>>>>

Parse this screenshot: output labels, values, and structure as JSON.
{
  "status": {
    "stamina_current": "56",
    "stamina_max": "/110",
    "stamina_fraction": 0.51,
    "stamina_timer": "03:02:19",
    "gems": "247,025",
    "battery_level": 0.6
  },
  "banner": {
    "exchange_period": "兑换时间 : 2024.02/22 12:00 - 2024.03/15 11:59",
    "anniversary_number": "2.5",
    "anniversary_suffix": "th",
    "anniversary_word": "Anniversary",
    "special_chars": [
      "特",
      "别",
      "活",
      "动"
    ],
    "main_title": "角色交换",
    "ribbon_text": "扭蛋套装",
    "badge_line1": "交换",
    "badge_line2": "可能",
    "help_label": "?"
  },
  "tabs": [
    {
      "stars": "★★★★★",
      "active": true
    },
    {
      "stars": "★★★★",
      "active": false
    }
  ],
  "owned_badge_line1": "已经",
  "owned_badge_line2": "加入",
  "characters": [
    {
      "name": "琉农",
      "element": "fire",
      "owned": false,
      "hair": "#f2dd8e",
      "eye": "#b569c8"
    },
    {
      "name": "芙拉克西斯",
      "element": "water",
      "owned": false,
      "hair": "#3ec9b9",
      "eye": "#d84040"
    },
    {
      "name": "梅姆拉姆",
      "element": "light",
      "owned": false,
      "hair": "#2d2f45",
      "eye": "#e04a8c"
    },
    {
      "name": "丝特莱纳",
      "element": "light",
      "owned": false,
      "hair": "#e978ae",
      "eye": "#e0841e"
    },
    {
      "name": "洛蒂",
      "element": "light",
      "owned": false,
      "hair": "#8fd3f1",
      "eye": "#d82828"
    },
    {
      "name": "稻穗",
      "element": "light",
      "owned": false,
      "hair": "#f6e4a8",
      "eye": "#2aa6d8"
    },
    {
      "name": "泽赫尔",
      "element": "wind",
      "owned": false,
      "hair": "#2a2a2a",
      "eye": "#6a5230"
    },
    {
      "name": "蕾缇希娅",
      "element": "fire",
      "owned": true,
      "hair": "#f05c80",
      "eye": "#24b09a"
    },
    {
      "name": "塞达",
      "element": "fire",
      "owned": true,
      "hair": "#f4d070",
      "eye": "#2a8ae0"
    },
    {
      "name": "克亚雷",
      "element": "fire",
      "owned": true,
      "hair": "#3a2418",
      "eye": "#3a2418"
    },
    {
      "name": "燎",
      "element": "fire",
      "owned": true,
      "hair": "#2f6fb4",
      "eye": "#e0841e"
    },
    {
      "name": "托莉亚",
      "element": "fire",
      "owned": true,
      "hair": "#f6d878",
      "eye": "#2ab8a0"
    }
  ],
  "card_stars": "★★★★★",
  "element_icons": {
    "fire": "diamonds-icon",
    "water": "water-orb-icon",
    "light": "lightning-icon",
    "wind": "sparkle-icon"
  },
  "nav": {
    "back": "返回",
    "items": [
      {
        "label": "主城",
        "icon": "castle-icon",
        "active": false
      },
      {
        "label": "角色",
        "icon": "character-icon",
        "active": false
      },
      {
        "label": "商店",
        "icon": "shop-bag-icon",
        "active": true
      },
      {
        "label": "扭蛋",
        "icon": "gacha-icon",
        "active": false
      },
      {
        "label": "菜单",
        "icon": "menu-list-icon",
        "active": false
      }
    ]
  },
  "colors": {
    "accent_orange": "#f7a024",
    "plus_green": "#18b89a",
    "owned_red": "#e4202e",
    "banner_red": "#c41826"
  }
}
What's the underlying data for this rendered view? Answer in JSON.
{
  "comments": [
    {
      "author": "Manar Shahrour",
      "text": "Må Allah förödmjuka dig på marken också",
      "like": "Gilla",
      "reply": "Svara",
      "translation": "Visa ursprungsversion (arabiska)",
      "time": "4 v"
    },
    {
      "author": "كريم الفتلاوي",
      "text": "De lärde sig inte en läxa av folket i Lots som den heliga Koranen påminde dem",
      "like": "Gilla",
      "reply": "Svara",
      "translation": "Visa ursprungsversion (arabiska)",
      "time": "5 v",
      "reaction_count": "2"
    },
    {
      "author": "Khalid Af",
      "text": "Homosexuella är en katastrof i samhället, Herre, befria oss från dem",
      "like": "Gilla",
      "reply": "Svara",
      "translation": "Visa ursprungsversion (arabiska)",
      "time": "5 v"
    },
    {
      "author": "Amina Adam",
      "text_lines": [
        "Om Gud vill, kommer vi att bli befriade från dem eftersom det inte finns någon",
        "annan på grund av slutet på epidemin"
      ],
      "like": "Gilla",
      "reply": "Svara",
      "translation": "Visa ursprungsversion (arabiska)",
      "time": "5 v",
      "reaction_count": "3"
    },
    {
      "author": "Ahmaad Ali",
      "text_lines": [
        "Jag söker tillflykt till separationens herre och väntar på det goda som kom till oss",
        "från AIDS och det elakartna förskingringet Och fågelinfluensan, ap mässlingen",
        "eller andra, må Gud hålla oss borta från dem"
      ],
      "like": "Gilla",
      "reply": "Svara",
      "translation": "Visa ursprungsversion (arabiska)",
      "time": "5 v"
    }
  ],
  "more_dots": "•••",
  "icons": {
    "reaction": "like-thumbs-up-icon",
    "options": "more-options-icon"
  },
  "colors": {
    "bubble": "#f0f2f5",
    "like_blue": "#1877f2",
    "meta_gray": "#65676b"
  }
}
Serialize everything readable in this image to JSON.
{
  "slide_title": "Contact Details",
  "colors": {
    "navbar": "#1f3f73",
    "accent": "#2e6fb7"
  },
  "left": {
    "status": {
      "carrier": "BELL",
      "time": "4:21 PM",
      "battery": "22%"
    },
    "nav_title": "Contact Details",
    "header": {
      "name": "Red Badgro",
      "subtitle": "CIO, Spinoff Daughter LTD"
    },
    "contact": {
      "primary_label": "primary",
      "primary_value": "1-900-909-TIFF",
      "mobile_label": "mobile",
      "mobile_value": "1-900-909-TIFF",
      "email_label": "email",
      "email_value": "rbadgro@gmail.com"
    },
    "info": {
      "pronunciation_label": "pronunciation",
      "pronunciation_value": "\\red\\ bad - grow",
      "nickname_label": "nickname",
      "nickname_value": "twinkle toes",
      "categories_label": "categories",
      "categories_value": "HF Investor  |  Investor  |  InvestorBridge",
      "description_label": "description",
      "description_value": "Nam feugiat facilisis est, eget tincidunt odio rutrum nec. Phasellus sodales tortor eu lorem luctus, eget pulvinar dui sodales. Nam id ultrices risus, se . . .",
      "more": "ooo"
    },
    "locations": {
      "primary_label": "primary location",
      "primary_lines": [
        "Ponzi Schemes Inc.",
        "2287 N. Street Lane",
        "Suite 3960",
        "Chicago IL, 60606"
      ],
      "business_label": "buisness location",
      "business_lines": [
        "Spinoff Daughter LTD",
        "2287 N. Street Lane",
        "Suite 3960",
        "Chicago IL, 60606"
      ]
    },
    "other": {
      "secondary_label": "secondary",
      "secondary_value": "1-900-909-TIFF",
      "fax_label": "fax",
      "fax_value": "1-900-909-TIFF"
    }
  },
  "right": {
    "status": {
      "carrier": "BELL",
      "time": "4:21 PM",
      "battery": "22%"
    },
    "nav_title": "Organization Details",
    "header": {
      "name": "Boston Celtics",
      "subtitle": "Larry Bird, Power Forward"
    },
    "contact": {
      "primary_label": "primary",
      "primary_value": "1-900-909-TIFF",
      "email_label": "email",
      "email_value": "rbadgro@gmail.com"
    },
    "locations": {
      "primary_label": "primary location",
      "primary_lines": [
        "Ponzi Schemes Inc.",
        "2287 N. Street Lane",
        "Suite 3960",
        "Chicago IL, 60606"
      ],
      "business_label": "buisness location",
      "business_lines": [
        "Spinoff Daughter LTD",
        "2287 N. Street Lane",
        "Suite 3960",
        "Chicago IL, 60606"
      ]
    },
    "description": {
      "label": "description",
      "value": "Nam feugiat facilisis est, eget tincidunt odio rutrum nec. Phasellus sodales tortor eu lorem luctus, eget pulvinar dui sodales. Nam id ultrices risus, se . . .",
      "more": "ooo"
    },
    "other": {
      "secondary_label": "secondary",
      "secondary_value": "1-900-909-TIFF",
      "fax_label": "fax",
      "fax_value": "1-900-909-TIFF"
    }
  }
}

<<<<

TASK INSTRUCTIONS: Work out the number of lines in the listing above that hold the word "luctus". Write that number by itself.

EXERCISE SOLUTION: 2